With such growth, China, India, and Brazil are projected to become among the world's top-five economies by 2050. As these nations gain clout, understanding the people behind their governments becomes crucial to discerning the world's future.Skip to next paragraph
Values under pressure
Roy, the Indian traveler, directs a think tank in Delhi, where he lives in an upscale neighborhood with his wife and daughter. It's a long way from his childhood hut in Bihar, one of India's most undeveloped states.
In March, Roy flew home for his father's funeral – a 12-day ceremony involving four feasts. Electric power was available only three hours a day, and Roy's new cellphone, with a power-hogging color screen, kept running out of juice. By Day 2 he was wondering how he could escape.
"I realized that the place is so traditional I had to do all the rituals, even against my wishes," he says. He drew the line at shaving his head. His excuse: Airport security wouldn't accept his photo ID if he showed up bald.
His experience epitomizes the tension between traditional values and upward mobility that is playing out across the developing world.
But in India, the tightly knit family structure has kept values from changing dramatically and will have an effect on the character of change.
That has benefits in terms of educating children and feeling socially connected. But even as Indians become wealthier, they are unlikely to gain full autonomy to decide careers, marriages, and major purchases.
"Being independent is not really in the concept of Indian social fabric in that way that being independent is in the Western fabric," says Yashwant Deshmukh, an Indian pollster.
That's particularly true in the case of women, despite their becoming more educated.
"We have this conflicting push-pull going on – education and modernizing," says Ms. Desai. "One is getting education, one has a social status, but it is meant to be used in the service of the family rather than in individual freedom."
That contrasts with the Industrial Revolution, in which economic freedom spurred a growing sense of individualism and freedom of thought that transformed everything from gender roles to political rights.
But Mr. Lindsey is confident that today's middle-class explosion will also result in similar personal and political freedoms, though perhaps the process will be more gradual – and thus involve less upheaval.
"If you're a poor peasant, you're not in charge of anything in your life [from where you live to who you marry]," he says. "[S]o why would you presume to have anything to do with how the laws in your life are made? It's just completely out of your hands."
But people start thinking differently when they can choose their work and "it's something that requires thought and judgment, not manual labor," he adds. "Politically it manifests itself in democratization."
An opening for democracy?
But there's no political revolution waiting to happen in China – perhaps just new inklings of what it means to be a citizen.
Much of the generation joining the Chinese workforce now, who are shaping the aspirations of the middle-class bulge, were just toddlers during the 1989 Tiananmen Square uprising. Young Chinese at that time were seeking political reform to match the economic reforms introduced by the Communist Party in the late 1970s, but they were infamously put down in a massacre by the government.
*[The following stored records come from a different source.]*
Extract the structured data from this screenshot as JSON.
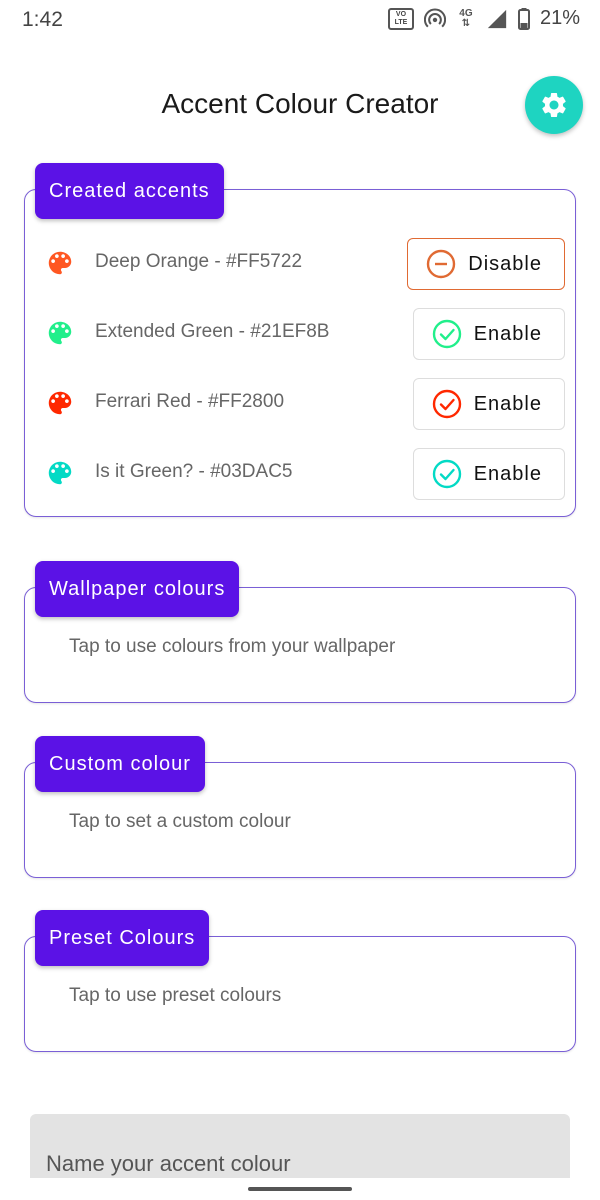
{
  "status_bar": {
    "time": "1:42",
    "volte_top": "VO",
    "volte_bottom": "LTE",
    "network": "4G",
    "battery": "21%"
  },
  "header": {
    "title": "Accent Colour Creator",
    "settings_icon": "gear-icon"
  },
  "created_accents": {
    "label": "Created accents",
    "items": [
      {
        "label": "Deep Orange - #FF5722",
        "color": "#FF5722",
        "button": "Disable",
        "status_icon": "minus-circle-icon"
      },
      {
        "label": "Extended Green - #21EF8B",
        "color": "#21EF8B",
        "button": "Enable",
        "status_icon": "check-circle-icon"
      },
      {
        "label": "Ferrari Red - #FF2800",
        "color": "#FF2800",
        "button": "Enable",
        "status_icon": "check-circle-icon"
      },
      {
        "label": "Is it Green? - #03DAC5",
        "color": "#03DAC5",
        "button": "Enable",
        "status_icon": "check-circle-icon"
      }
    ]
  },
  "wallpaper": {
    "label": "Wallpaper colours",
    "description": "Tap to use colours from your wallpaper"
  },
  "custom": {
    "label": "Custom colour",
    "description": "Tap to set a custom colour"
  },
  "preset": {
    "label": "Preset Colours",
    "description": "Tap to use preset colours"
  },
  "name_input": {
    "placeholder": "Name your accent colour",
    "value": ""
  },
  "colors": {
    "accent_purple": "#5B12E6",
    "fab_teal": "#1ED4C1",
    "card_border": "#7A5FD6"
  }
}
Frances Sun, a Chinese senior vice president for the international public relations firm Hill & Knowlton, describes today's prosperous generation as more talented but less interested in its country's history and government. "They did not experience the hard time of China," says Ms. Sun, who oversaw the massive public relations effort for the 2008 Beijing Olympics. "They have no memory of the hard time. So they care less about politics, the country, the big issues."